---- Data to examine

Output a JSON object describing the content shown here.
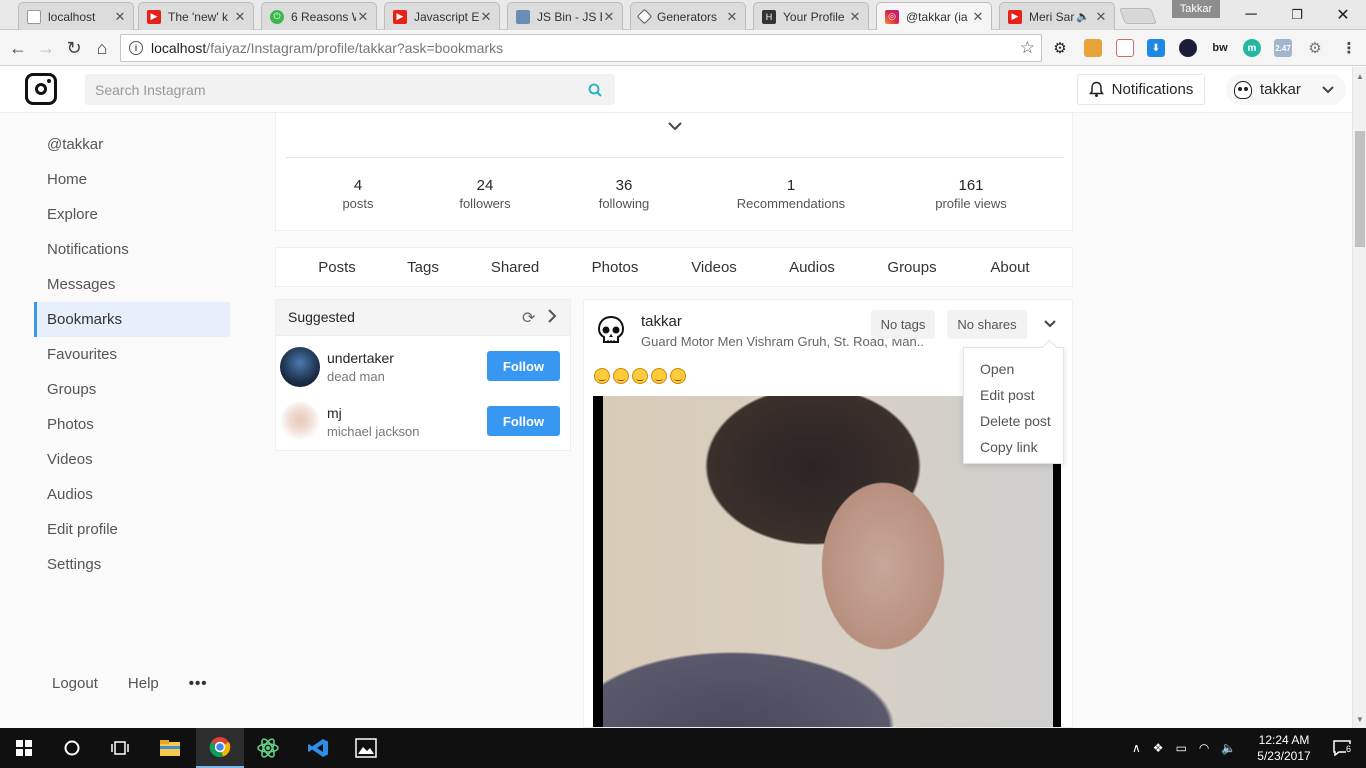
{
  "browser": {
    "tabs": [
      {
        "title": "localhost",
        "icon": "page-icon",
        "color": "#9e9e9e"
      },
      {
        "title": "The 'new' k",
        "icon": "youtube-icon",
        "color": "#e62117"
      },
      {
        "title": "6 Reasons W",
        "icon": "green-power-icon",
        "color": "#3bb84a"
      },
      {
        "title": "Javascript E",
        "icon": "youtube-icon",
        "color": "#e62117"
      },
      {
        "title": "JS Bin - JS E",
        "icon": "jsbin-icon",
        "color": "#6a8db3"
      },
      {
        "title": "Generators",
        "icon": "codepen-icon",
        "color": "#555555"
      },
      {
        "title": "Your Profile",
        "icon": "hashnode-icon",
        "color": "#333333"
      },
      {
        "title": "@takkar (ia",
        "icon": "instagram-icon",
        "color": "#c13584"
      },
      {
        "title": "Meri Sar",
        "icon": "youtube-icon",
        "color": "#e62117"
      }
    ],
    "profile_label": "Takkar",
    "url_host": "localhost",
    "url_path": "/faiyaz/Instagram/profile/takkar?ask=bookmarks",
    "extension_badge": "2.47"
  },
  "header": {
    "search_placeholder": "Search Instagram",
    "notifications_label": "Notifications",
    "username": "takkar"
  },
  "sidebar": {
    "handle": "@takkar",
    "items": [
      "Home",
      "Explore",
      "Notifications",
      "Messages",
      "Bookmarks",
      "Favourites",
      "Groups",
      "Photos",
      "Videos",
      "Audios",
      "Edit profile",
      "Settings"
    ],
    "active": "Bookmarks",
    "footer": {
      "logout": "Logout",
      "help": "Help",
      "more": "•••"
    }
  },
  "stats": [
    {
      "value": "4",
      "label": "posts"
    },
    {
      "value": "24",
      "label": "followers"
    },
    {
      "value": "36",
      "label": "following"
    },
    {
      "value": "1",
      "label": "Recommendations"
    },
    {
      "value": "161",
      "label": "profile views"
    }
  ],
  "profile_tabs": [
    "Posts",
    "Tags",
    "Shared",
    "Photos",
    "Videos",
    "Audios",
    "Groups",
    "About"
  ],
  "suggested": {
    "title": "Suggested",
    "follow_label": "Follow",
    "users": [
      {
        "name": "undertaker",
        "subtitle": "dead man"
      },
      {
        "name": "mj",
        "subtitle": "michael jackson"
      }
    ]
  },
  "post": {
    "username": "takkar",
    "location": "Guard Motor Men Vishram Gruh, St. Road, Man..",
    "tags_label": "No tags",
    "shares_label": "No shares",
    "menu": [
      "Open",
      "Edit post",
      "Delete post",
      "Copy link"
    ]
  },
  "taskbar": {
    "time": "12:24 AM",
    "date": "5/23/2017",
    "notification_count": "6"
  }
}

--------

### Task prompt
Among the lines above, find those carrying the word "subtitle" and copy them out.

### Answer for the task
        "subtitle": "dead man"
        "subtitle": "michael jackson"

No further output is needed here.